* ASSIGNMENT: Restate all entries exactly.

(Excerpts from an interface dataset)

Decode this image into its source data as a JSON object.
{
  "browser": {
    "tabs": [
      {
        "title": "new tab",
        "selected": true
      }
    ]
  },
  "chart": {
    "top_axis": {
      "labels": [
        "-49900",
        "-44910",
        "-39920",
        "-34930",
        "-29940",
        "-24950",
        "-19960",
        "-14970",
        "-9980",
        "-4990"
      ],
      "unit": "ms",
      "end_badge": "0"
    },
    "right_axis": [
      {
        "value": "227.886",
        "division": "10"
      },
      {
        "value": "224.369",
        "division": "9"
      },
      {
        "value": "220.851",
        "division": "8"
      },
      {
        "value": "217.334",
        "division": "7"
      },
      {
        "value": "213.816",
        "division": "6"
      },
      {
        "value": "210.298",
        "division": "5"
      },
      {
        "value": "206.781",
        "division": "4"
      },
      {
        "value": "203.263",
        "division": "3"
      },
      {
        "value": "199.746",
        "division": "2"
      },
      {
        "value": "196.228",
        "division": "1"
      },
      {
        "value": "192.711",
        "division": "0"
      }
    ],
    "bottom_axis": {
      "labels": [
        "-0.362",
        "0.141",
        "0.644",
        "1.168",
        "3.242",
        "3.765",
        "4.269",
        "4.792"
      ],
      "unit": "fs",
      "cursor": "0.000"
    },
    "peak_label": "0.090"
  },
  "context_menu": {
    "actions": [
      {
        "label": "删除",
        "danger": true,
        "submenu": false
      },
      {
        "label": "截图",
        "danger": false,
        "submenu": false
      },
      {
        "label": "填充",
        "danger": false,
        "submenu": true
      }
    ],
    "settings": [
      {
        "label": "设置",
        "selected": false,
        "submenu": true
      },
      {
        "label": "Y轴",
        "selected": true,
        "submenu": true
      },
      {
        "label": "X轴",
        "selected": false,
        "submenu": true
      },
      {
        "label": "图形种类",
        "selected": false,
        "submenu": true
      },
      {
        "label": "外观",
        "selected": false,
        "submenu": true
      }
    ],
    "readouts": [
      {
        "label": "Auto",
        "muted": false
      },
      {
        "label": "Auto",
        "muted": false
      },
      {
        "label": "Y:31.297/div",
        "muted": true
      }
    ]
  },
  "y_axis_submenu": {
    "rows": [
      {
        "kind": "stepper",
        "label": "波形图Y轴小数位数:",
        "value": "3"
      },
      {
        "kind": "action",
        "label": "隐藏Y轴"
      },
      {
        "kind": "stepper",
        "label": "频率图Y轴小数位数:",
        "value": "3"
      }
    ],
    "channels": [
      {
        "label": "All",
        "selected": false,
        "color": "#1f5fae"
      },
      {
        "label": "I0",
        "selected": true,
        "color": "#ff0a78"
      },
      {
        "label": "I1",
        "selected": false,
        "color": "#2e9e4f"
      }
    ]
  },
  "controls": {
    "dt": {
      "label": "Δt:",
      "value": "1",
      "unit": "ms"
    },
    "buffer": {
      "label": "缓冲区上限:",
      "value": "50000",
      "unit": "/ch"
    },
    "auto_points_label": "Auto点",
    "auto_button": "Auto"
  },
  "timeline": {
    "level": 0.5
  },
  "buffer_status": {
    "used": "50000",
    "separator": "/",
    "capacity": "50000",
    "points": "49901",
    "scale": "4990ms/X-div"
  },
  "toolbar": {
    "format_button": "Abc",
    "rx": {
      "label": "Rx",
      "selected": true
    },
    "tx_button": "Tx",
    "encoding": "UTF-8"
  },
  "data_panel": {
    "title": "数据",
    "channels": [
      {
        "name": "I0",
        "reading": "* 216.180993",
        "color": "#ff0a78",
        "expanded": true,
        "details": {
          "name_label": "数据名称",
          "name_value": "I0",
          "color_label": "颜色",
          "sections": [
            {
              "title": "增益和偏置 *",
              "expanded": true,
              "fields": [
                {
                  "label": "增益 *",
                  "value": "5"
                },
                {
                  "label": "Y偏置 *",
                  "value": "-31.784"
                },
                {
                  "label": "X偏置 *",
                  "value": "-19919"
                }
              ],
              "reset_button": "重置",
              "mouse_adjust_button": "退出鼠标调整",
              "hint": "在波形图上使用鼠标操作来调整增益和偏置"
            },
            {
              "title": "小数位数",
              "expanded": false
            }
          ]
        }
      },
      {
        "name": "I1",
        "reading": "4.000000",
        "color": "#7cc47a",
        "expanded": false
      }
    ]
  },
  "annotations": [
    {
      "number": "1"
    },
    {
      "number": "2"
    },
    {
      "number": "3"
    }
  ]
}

* OUTPUT FOR THIS EXERCISE:
Decode this image into its source data as a JSON object.
{
  "browser": {
    "tabs": [
      {
        "title": "new tab",
        "selected": true
      }
    ]
  },
  "chart": {
    "top_axis": {
      "labels": [
        "-49900",
        "-44910",
        "-39920",
        "-34930",
        "-29940",
        "-24950",
        "-19960",
        "-14970",
        "-9980",
        "-4990"
      ],
      "unit": "ms",
      "end_badge": "0"
    },
    "right_axis": [
      {
        "value": "227.886",
        "division": "10"
      },
      {
        "value": "224.369",
        "division": "9"
      },
      {
        "value": "220.851",
        "division": "8"
      },
      {
        "value": "217.334",
        "division": "7"
      },
      {
        "value": "213.816",
        "division": "6"
      },
      {
        "value": "210.298",
        "division": "5"
      },
      {
        "value": "206.781",
        "division": "4"
      },
      {
        "value": "203.263",
        "division": "3"
      },
      {
        "value": "199.746",
        "division": "2"
      },
      {
        "value": "196.228",
        "division": "1"
      },
      {
        "value": "192.711",
        "division": "0"
      }
    ],
    "bottom_axis": {
      "labels": [
        "-0.362",
        "0.141",
        "0.644",
        "1.168",
        "3.242",
        "3.765",
        "4.269",
        "4.792"
      ],
      "unit": "fs",
      "cursor": "0.000"
    },
    "peak_label": "0.090"
  },
  "context_menu": {
    "actions": [
      {
        "label": "删除",
        "danger": true,
        "submenu": false
      },
      {
        "label": "截图",
        "danger": false,
        "submenu": false
      },
      {
        "label": "填充",
        "danger": false,
        "submenu": true
      }
    ],
    "settings": [
      {
        "label": "设置",
        "selected": false,
        "submenu": true
      },
      {
        "label": "Y轴",
        "selected": true,
        "submenu": true
      },
      {
        "label": "X轴",
        "selected": false,
        "submenu": true
      },
      {
        "label": "图形种类",
        "selected": false,
        "submenu": true
      },
      {
        "label": "外观",
        "selected": false,
        "submenu": true
      }
    ],
    "readouts": [
      {
        "label": "Auto",
        "muted": false
      },
      {
        "label": "Auto",
        "muted": false
      },
      {
        "label": "Y:31.297/div",
        "muted": true
      }
    ]
  },
  "y_axis_submenu": {
    "rows": [
      {
        "kind": "stepper",
        "label": "波形图Y轴小数位数:",
        "value": "3"
      },
      {
        "kind": "action",
        "label": "隐藏Y轴"
      },
      {
        "kind": "stepper",
        "label": "频率图Y轴小数位数:",
        "value": "3"
      }
    ],
    "channels": [
      {
        "label": "All",
        "selected": false,
        "color": "#1f5fae"
      },
      {
        "label": "I0",
        "selected": true,
        "color": "#ff0a78"
      },
      {
        "label": "I1",
        "selected": false,
        "color": "#2e9e4f"
      }
    ]
  },
  "controls": {
    "dt": {
      "label": "Δt:",
      "value": "1",
      "unit": "ms"
    },
    "buffer": {
      "label": "缓冲区上限:",
      "value": "50000",
      "unit": "/ch"
    },
    "auto_points_label": "Auto点",
    "auto_button": "Auto"
  },
  "timeline": {
    "level": 0.5
  },
  "buffer_status": {
    "used": "50000",
    "separator": "/",
    "capacity": "50000",
    "points": "49901",
    "scale": "4990ms/X-div"
  },
  "toolbar": {
    "format_button": "Abc",
    "rx": {
      "label": "Rx",
      "selected": true
    },
    "tx_button": "Tx",
    "encoding": "UTF-8"
  },
  "data_panel": {
    "title": "数据",
    "channels": [
      {
        "name": "I0",
        "reading": "* 216.180993",
        "color": "#ff0a78",
        "expanded": true,
        "details": {
          "name_label": "数据名称",
          "name_value": "I0",
          "color_label": "颜色",
          "sections": [
            {
              "title": "增益和偏置 *",
              "expanded": true,
              "fields": [
                {
                  "label": "增益 *",
                  "value": "5"
                },
                {
                  "label": "Y偏置 *",
                  "value": "-31.784"
                },
                {
                  "label": "X偏置 *",
                  "value": "-19919"
                }
              ],
              "reset_button": "重置",
              "mouse_adjust_button": "退出鼠标调整",
              "hint": "在波形图上使用鼠标操作来调整增益和偏置"
            },
            {
              "title": "小数位数",
              "expanded": false
            }
          ]
        }
      },
      {
        "name": "I1",
        "reading": "4.000000",
        "color": "#7cc47a",
        "expanded": false
      }
    ]
  },
  "annotations": [
    {
      "number": "1"
    },
    {
      "number": "2"
    },
    {
      "number": "3"
    }
  ]
}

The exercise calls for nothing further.